If a line of the data below holds the word "Call", list it.

▶ **Records excerpted from a collection**

<<<<

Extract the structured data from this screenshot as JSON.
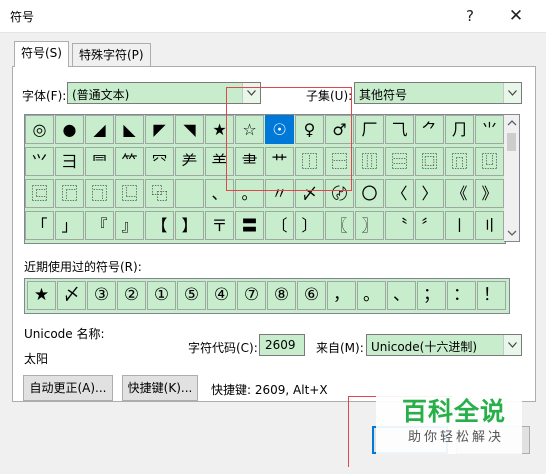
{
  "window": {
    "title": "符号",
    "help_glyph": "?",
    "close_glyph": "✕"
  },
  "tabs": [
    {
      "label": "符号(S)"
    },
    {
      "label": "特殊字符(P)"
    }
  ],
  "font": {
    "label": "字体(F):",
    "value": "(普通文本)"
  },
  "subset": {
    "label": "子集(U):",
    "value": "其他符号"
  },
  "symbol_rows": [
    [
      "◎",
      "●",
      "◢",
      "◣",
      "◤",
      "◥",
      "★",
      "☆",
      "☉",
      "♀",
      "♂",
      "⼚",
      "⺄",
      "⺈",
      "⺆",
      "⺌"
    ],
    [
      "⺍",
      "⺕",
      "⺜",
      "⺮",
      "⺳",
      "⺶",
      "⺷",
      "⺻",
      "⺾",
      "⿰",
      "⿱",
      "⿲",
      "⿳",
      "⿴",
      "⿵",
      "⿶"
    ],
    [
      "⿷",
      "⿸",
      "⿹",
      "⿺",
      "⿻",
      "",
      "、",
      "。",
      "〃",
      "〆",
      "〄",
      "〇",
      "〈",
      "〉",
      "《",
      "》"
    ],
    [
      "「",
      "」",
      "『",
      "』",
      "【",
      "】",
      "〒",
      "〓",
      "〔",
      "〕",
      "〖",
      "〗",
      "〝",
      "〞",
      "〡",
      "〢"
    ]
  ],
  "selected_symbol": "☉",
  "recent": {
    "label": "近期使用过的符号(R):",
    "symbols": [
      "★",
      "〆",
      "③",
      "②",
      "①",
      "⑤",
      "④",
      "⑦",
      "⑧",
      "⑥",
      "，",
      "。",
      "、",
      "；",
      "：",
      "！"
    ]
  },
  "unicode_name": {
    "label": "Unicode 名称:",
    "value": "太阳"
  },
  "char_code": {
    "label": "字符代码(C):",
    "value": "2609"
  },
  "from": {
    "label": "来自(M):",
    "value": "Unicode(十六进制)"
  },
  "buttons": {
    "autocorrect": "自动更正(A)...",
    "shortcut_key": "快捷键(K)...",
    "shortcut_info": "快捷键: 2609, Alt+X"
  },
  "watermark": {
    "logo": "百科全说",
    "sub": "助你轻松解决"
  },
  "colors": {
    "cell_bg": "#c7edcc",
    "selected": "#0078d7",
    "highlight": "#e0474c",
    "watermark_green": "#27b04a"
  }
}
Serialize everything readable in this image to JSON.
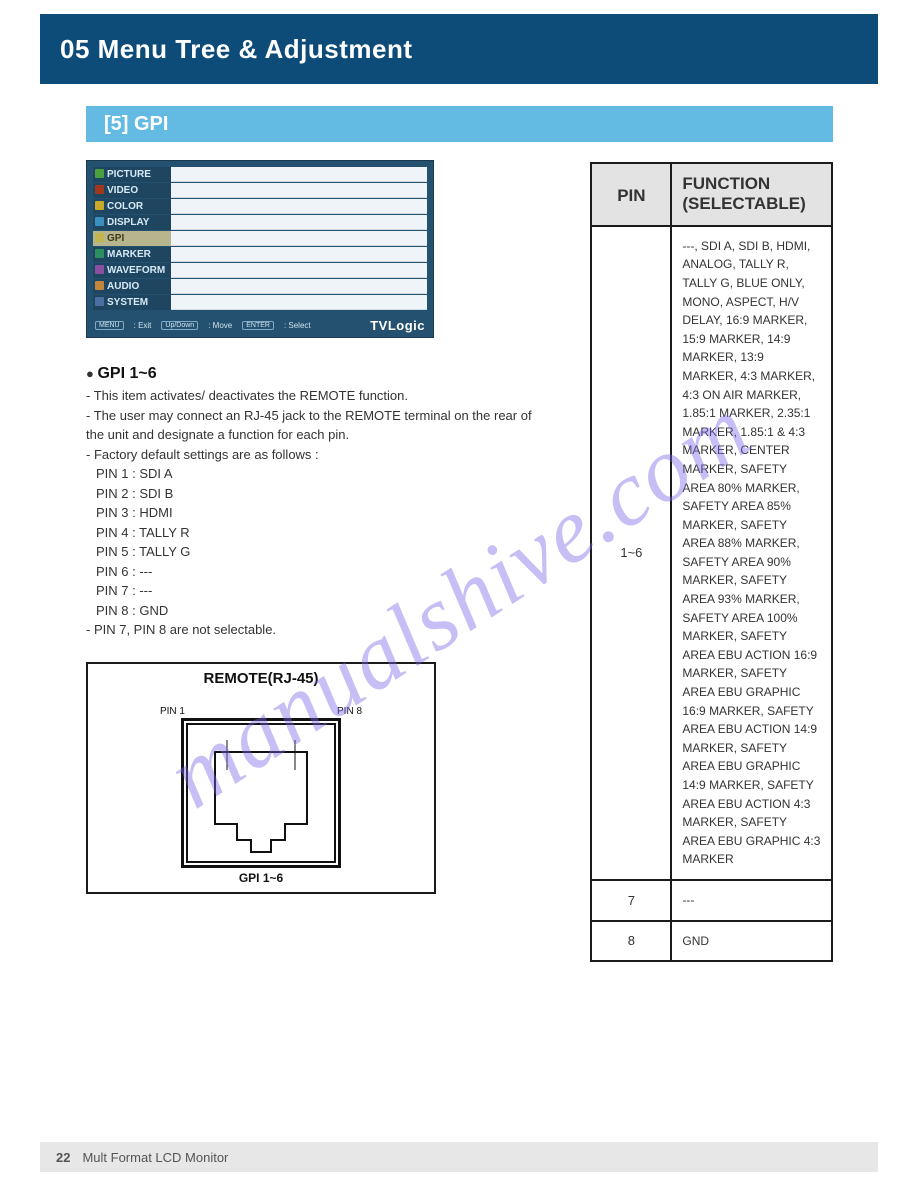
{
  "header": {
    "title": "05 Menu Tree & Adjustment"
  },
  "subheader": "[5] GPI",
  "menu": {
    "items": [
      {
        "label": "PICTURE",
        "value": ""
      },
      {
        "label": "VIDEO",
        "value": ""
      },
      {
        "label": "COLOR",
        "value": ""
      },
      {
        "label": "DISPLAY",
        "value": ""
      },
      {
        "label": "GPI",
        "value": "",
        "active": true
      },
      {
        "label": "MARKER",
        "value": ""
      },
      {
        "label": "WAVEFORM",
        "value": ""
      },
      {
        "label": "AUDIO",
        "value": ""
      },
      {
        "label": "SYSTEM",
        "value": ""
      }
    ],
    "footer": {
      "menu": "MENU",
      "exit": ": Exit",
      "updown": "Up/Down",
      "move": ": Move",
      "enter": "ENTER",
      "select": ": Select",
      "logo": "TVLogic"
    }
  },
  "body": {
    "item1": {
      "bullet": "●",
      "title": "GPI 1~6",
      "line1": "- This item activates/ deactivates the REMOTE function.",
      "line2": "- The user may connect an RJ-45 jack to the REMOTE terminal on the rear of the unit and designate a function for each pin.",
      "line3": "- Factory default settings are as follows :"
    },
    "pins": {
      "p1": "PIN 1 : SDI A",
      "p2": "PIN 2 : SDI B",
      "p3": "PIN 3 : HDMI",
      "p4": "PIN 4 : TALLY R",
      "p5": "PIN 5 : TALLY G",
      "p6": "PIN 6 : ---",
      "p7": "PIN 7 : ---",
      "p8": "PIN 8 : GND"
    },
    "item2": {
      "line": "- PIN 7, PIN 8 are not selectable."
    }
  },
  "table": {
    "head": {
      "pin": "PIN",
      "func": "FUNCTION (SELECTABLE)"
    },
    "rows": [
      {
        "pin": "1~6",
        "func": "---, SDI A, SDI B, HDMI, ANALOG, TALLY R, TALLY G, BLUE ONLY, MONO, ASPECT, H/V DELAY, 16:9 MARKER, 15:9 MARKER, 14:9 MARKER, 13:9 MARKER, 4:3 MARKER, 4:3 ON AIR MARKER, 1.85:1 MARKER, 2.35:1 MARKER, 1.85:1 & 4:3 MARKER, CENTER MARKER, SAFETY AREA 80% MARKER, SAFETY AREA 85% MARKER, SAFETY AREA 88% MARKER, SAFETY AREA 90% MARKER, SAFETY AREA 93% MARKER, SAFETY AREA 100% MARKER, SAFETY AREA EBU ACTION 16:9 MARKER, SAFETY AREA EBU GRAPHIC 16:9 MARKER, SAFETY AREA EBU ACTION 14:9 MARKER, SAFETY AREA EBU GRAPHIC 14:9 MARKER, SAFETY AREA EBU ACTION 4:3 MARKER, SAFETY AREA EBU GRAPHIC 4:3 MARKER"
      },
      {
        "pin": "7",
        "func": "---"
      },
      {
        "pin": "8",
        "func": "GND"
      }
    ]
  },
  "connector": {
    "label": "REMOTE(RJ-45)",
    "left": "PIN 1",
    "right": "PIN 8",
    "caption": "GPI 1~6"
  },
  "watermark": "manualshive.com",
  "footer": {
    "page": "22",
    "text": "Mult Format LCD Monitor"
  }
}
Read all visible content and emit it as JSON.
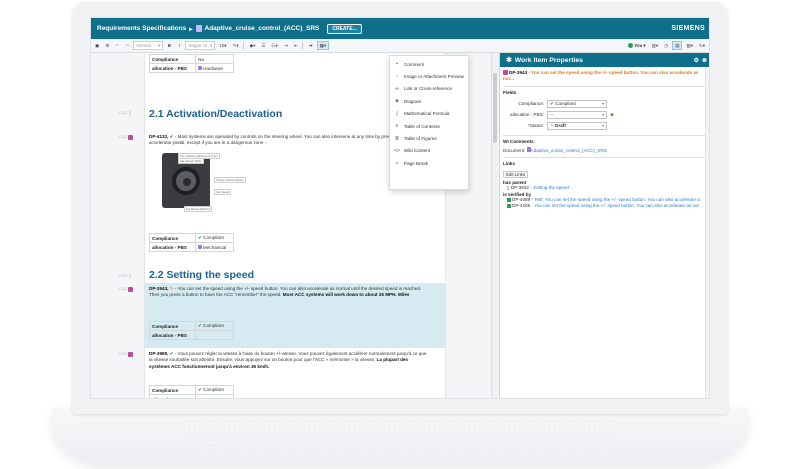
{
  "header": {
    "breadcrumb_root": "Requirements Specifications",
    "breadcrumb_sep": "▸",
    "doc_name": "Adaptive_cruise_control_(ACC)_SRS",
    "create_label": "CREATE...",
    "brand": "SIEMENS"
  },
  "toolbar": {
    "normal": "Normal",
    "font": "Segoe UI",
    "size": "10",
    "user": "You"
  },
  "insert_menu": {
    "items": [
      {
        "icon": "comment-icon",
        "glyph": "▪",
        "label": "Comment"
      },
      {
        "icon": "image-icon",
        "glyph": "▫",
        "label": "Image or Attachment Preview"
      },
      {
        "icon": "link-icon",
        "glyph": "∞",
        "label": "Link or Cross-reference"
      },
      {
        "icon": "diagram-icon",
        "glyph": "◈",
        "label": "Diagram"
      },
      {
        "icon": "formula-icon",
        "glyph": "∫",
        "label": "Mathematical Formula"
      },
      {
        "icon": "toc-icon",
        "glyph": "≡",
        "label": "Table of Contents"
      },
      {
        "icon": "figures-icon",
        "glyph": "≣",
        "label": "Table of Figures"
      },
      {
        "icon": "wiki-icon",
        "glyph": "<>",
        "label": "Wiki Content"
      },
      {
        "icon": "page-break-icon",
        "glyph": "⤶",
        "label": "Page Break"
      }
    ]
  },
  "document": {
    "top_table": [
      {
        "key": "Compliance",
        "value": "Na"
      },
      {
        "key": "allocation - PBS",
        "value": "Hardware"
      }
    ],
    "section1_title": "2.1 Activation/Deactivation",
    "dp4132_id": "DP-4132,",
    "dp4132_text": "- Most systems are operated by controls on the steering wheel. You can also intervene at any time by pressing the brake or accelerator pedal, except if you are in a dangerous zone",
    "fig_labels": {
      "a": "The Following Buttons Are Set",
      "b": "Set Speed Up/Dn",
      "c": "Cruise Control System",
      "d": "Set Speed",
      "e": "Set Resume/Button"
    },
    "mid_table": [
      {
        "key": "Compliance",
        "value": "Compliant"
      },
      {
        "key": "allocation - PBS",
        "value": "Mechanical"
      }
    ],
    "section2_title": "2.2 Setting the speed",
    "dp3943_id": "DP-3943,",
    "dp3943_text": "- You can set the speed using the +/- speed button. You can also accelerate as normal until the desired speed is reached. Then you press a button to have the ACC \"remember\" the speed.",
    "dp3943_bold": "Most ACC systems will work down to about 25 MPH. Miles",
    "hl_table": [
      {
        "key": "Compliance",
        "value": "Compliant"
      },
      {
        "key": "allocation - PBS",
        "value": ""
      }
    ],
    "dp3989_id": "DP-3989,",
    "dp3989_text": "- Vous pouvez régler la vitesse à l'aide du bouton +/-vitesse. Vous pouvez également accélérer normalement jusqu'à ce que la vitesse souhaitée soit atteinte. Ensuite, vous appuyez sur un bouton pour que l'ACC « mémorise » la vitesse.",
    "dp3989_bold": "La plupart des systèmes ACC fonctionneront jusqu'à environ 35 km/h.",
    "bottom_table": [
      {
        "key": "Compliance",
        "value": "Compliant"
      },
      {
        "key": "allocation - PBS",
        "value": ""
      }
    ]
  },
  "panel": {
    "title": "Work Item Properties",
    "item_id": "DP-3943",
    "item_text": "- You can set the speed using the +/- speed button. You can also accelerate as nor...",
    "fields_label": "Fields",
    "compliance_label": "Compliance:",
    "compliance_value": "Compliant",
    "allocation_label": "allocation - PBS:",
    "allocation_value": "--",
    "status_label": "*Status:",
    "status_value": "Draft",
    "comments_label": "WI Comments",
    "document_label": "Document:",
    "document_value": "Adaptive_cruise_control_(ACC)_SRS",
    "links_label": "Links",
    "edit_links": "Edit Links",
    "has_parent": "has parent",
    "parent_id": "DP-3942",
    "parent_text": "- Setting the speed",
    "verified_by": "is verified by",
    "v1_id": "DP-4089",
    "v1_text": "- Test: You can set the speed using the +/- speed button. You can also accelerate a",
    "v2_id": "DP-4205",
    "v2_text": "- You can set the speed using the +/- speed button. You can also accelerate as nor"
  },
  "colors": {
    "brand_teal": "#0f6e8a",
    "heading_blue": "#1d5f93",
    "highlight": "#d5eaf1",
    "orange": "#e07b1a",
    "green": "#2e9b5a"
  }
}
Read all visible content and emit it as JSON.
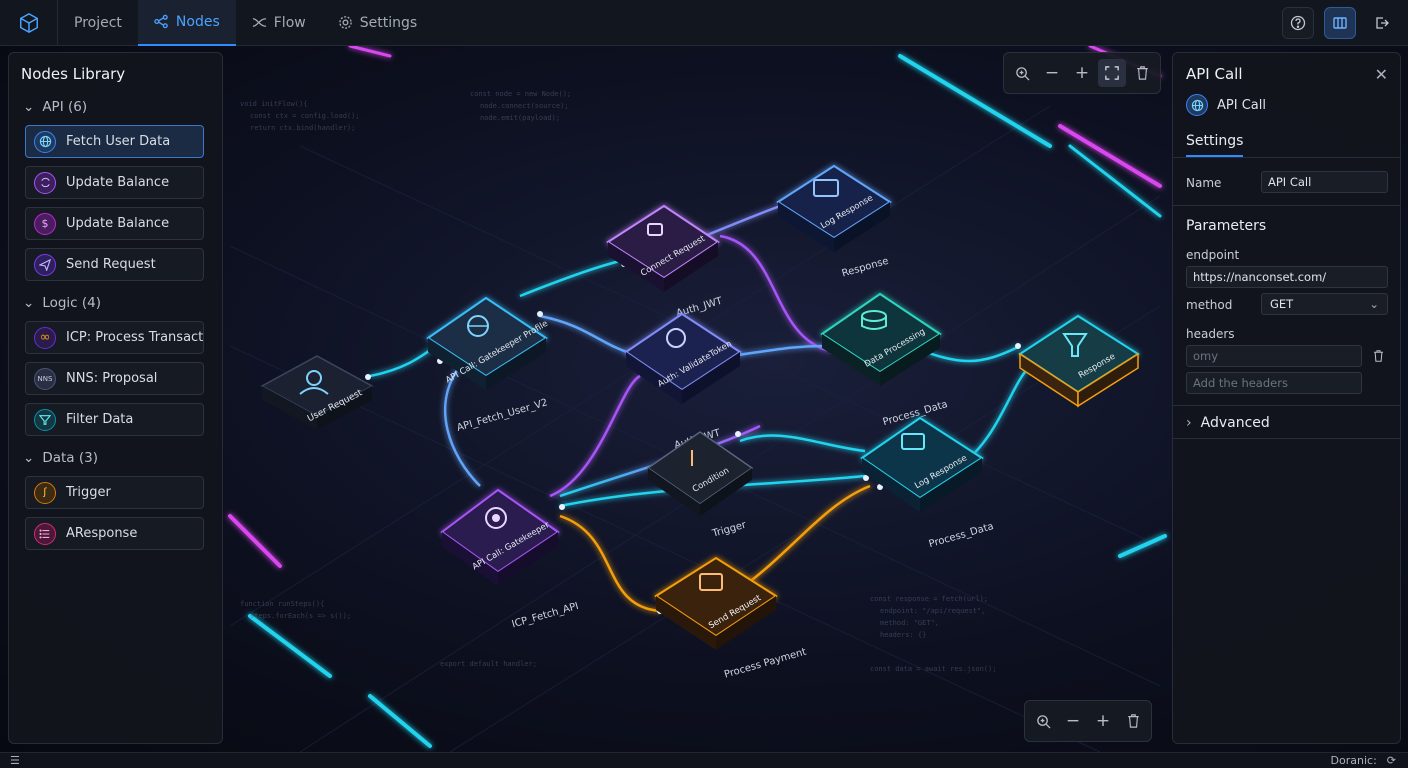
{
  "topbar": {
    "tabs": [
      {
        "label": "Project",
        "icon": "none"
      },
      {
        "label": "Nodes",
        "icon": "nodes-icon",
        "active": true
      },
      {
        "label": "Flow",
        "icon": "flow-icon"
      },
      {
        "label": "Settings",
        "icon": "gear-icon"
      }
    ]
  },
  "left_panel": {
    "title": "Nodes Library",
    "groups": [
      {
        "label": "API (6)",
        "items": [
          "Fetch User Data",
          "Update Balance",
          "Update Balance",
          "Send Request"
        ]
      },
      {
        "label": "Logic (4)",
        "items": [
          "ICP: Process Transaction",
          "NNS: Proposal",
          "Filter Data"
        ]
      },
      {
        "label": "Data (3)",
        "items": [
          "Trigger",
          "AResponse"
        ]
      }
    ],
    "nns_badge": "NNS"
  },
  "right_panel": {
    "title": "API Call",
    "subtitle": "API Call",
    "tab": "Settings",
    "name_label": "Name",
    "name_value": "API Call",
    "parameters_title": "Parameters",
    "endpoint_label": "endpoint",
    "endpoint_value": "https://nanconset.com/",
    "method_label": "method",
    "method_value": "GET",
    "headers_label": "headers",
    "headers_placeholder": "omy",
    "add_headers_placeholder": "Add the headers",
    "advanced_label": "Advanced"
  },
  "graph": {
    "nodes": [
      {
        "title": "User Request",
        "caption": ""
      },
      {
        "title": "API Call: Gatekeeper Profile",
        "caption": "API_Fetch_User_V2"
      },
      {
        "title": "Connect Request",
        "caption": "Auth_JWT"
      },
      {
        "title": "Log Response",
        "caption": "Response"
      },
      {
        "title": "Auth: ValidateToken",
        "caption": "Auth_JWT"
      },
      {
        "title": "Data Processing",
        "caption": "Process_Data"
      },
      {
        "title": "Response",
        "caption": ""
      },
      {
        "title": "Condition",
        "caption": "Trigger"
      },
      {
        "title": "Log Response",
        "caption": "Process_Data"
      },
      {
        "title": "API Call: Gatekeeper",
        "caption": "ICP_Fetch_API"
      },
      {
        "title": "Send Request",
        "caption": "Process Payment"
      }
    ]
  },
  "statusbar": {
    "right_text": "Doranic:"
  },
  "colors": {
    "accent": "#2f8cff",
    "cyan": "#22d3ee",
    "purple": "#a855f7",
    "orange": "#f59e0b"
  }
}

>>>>

▶ **Answer below**
    "title": "API Call",
    "subtitle": "API Call",
    "name_value": "API Call",
        "title": "API Call: Gatekeeper Profile",
        "title": "API Call: Gatekeeper",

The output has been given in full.